What is being asked
Among the entries below, find all lines that include "title" and copy them.

Data for this exercise

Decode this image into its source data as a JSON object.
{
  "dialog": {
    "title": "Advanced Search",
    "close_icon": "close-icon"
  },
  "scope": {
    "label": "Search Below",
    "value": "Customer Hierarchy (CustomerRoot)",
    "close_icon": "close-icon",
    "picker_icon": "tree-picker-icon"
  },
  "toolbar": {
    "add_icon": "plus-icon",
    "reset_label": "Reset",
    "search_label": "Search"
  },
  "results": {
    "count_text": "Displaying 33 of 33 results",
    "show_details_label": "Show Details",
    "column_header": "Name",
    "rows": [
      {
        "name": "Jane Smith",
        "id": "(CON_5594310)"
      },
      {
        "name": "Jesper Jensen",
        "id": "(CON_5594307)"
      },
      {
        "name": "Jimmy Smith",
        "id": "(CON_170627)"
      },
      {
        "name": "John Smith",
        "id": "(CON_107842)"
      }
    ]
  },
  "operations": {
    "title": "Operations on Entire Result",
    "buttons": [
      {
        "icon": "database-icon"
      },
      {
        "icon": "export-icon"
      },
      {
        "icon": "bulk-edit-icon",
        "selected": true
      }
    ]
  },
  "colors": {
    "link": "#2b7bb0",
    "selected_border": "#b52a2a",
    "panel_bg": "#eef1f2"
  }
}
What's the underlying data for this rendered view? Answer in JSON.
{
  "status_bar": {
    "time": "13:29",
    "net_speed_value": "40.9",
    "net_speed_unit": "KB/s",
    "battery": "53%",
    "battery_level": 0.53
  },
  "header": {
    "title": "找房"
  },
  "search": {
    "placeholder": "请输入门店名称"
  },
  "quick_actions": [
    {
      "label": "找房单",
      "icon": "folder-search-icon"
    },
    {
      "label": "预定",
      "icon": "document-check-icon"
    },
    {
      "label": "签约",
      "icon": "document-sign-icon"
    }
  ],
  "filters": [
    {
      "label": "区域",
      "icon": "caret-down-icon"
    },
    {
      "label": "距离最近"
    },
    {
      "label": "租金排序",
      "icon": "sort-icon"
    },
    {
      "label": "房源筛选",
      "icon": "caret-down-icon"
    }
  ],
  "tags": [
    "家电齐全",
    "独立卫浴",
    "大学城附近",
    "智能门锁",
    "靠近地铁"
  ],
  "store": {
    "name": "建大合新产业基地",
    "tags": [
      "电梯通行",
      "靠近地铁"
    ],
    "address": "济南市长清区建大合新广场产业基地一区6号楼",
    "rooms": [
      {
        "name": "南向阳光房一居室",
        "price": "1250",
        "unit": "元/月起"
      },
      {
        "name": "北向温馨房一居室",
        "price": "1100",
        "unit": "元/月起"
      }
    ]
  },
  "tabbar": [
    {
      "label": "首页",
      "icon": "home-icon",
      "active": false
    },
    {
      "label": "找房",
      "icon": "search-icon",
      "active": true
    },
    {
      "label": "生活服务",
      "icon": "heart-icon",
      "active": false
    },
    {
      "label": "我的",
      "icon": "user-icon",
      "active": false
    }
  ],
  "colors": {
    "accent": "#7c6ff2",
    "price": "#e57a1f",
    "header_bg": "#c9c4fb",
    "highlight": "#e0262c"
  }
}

Exercise result
    "title": "Advanced Search",
    "title": "Operations on Entire Result",
    "title": "找房"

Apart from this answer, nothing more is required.